medicineOf the 770,000 hairdressers and cosmetologists there are across the nation, 35% of them are self-employed. According to a recent study, this may be a good thing considering that the hair they work on may come back to haunt them, especially if they are African-American.

It all has to do with drug testing. Quest Diagnostics reported in September that the amount of workforce drug use has reached an all-time high, a conclusion they came to by analyzing more than 10.5 million drug tests performed nationwide. While most of those exams tested urine or saliva, 200,000 were performed on hair and this sector showed the greatest increase of all the tests.

Problem is, African American hair has been discovered to be a less-than-reliable form of drug testing. Not only that, but the federal government does not currently recognize hair as a reliable sample in federally regulated programs. Nevertheless, employers still continue to use this method.
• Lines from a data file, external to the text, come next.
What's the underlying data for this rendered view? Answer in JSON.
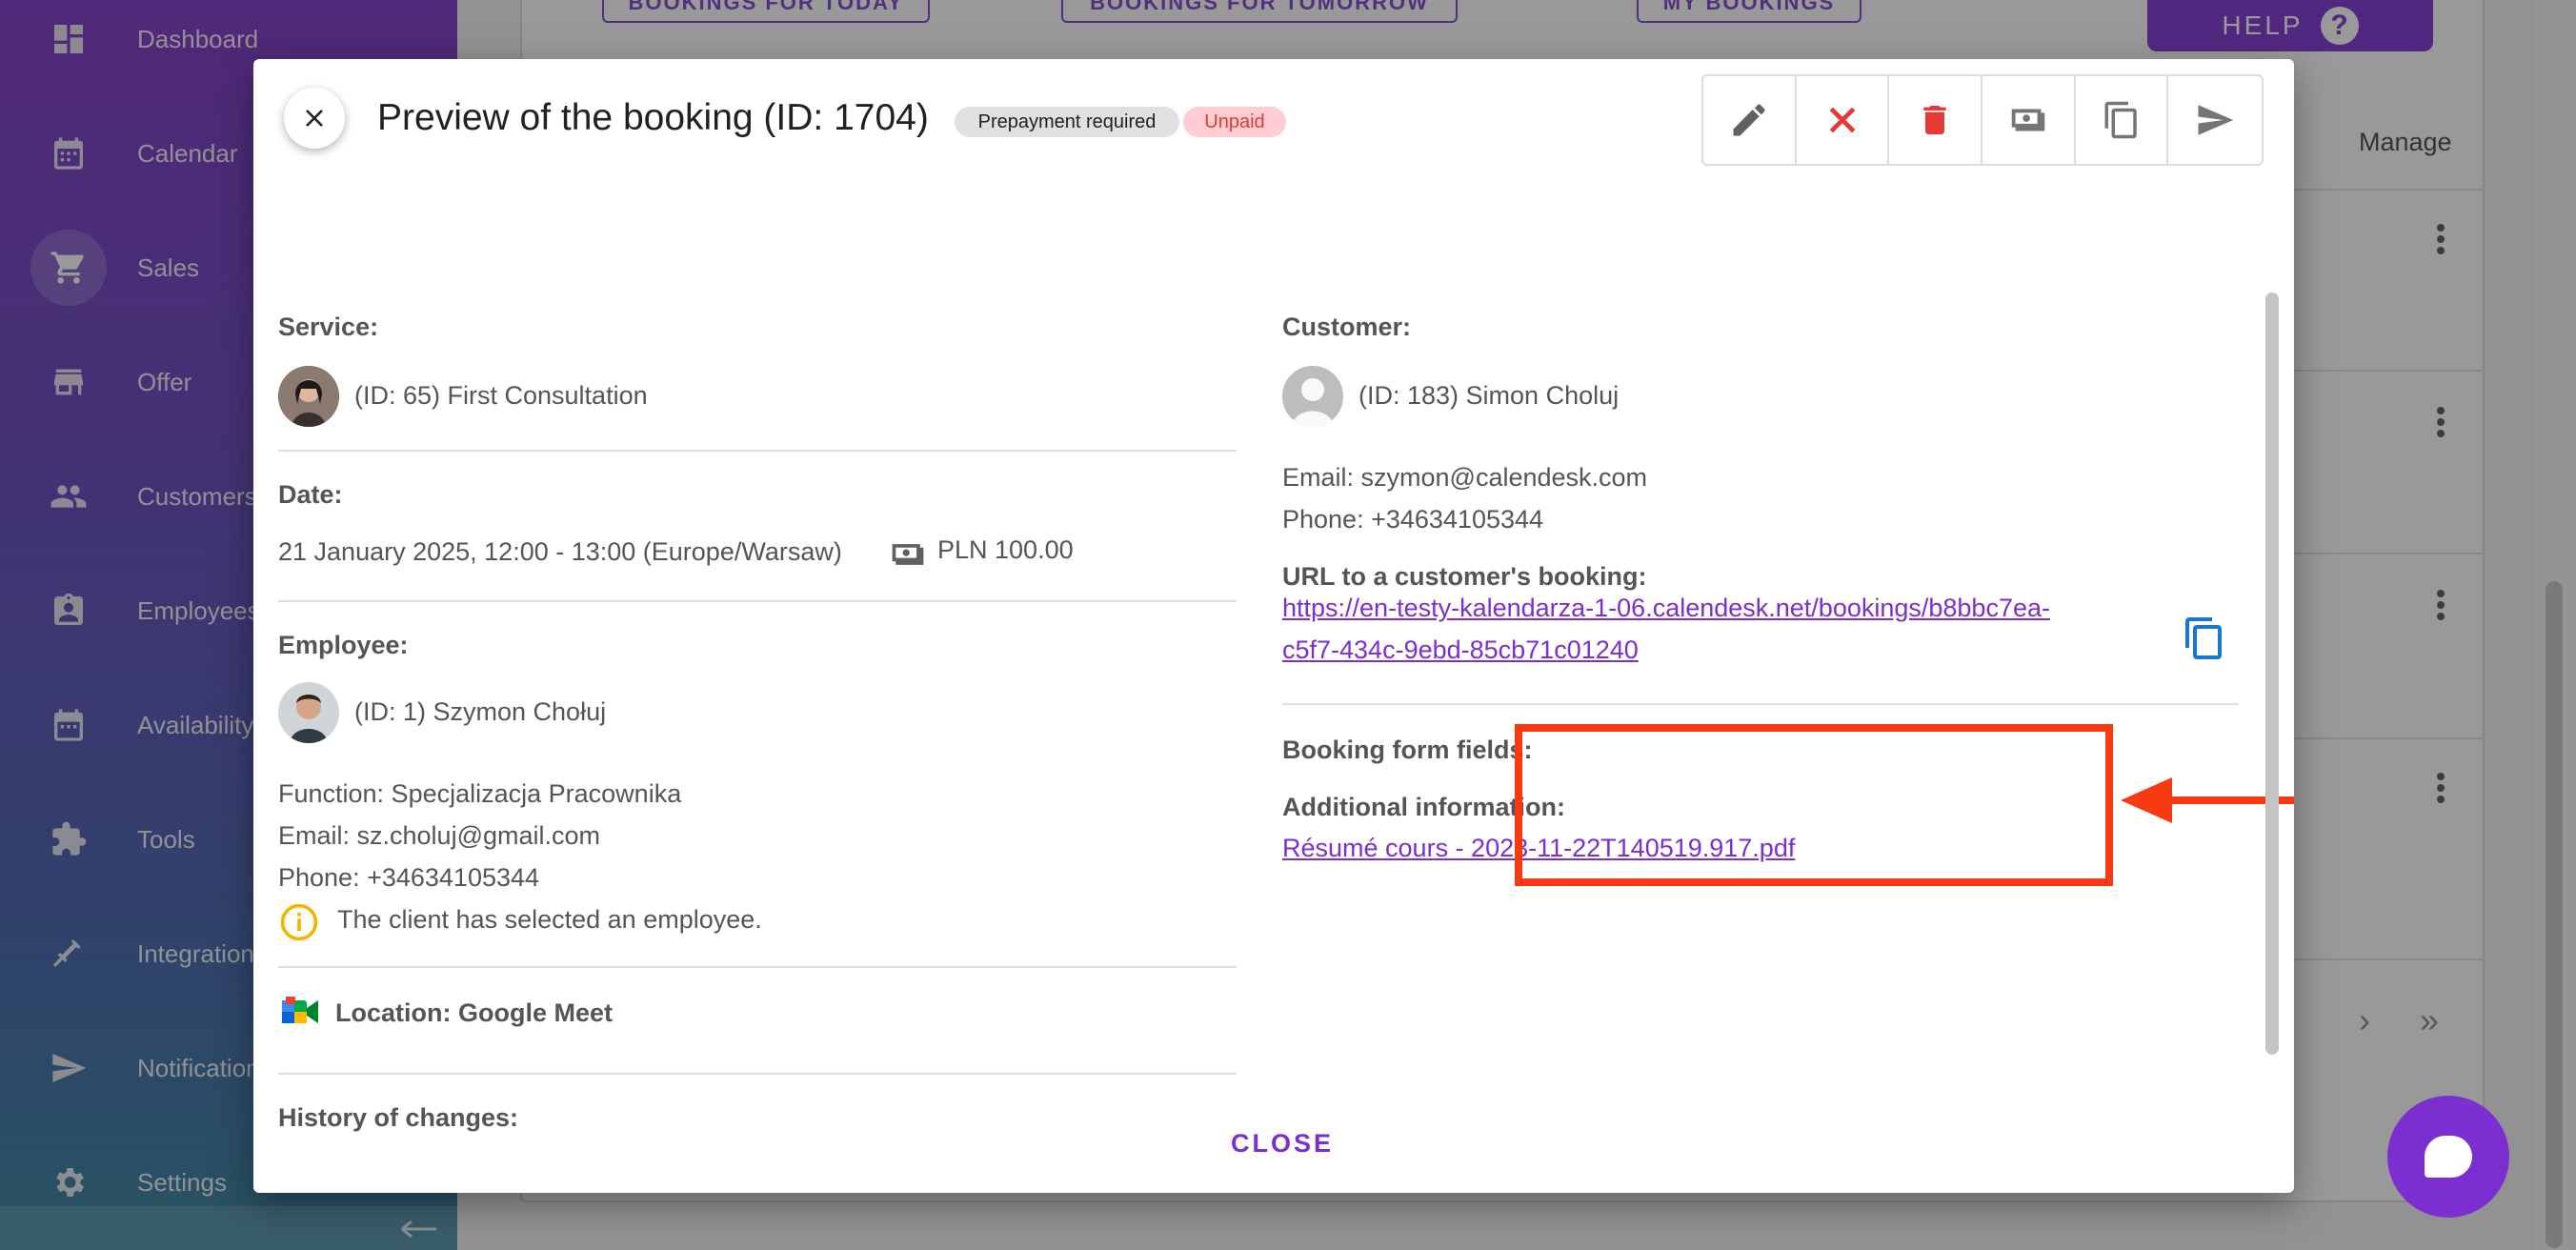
{
  "sidebar": {
    "items": [
      {
        "label": "Dashboard",
        "icon": "dashboard-icon"
      },
      {
        "label": "Calendar",
        "icon": "calendar-icon"
      },
      {
        "label": "Sales",
        "icon": "cart-icon"
      },
      {
        "label": "Offer",
        "icon": "store-icon"
      },
      {
        "label": "Customers",
        "icon": "people-icon"
      },
      {
        "label": "Employees",
        "icon": "badge-icon"
      },
      {
        "label": "Availability",
        "icon": "calendar-clock-icon"
      },
      {
        "label": "Tools",
        "icon": "puzzle-icon"
      },
      {
        "label": "Integrations",
        "icon": "plug-icon"
      },
      {
        "label": "Notifications",
        "icon": "send-icon"
      },
      {
        "label": "Settings",
        "icon": "gear-icon"
      }
    ],
    "active": "Sales"
  },
  "background": {
    "buttons": [
      "BOOKINGS FOR TODAY",
      "BOOKINGS FOR TOMORROW",
      "MY BOOKINGS"
    ],
    "help_label": "HELP",
    "manage_header": "Manage"
  },
  "dialog": {
    "title": "Preview of the booking (ID: 1704)",
    "chips": {
      "prepayment": "Prepayment required",
      "status": "Unpaid"
    },
    "toolbar": [
      "edit-icon",
      "cancel-icon",
      "delete-icon",
      "payment-icon",
      "duplicate-icon",
      "send-icon"
    ],
    "service": {
      "label": "Service:",
      "value": "(ID: 65) First Consultation"
    },
    "date": {
      "label": "Date:",
      "value": "21 January 2025, 12:00 - 13:00 (Europe/Warsaw)",
      "price": "PLN 100.00"
    },
    "employee": {
      "label": "Employee:",
      "name": "(ID: 1) Szymon Chołuj",
      "function": "Function: Specjalizacja Pracownika",
      "email": "Email: sz.choluj@gmail.com",
      "phone": "Phone: +34634105344",
      "info": "The client has selected an employee."
    },
    "location": "Location: Google Meet",
    "history_label": "History of changes:",
    "customer": {
      "label": "Customer:",
      "name": "(ID: 183) Simon Choluj",
      "email": "Email: szymon@calendesk.com",
      "phone": "Phone: +34634105344",
      "url_label": "URL to a customer's booking:",
      "url_line1": "https://en-testy-kalendarza-1-06.calendesk.net/bookings/b8bbc7ea-",
      "url_line2": "c5f7-434c-9ebd-85cb71c01240"
    },
    "form_fields": {
      "label": "Booking form fields:",
      "additional_label": "Additional information:",
      "file": "Résumé cours - 2023-11-22T140519.917.pdf"
    },
    "close_label": "CLOSE"
  },
  "colors": {
    "accent": "#7b2fd0",
    "danger": "#e53935",
    "highlight": "#f83a12"
  }
}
Hair drug testing requires about 120 strands of straight hair, or a cotton ball sized amount of curly hair. Once it is washed, the hair is dissolved in solvents that produce a liquid, which is then analyzed using gas chromatography to find if any drug metabolites are present. Employers prefer this method because drugs can remain detectable in hair within 90 days of digesting.
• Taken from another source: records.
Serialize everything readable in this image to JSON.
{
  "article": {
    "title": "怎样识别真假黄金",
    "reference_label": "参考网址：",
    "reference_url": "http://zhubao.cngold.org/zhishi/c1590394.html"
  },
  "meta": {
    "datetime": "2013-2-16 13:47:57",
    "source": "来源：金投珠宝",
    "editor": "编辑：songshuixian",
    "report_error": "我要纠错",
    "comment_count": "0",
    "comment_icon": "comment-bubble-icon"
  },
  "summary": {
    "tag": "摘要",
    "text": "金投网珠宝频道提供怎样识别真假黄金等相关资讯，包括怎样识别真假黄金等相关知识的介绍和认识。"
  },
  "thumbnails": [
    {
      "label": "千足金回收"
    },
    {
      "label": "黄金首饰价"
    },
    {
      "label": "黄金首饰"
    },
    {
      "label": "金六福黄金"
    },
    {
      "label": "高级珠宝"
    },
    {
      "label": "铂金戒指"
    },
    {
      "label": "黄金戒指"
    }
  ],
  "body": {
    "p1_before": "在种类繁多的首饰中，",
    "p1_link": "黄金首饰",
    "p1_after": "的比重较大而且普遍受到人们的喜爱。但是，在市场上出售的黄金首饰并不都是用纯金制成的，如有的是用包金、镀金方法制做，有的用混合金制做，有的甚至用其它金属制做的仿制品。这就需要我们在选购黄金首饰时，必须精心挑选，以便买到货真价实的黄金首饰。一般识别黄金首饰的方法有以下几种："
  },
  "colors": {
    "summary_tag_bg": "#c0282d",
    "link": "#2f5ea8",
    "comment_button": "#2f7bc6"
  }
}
However, there are plenty of problems with this technique. First off, the hair test cannot determine the difference between digested drugs or environmental exposure. This means that those who are around others who consume smoked drugs — such as marijuana, crystal meth, and cocaine — are at risk.

Secondly, different hair types hold onto drugs differently because of the darkness of their hair. Those with a higher amount of melanin, most notably African Americans, are at a higher risk of holding onto the drug, which could potentially skew results.

In one experimental study, those with darker hair had between two and 12 times as much cocaine in their hair than their Caucasian counterparts, even though all participants were given the same levels of the drug.

Additionally, African American hair tends to be more damageable, which allows drugs in the environment to penetrate easily.

Cases of hair discrimination have even reached the Federal Court of Appeals for the First Circuit last month. It is currently awaiting a ruling.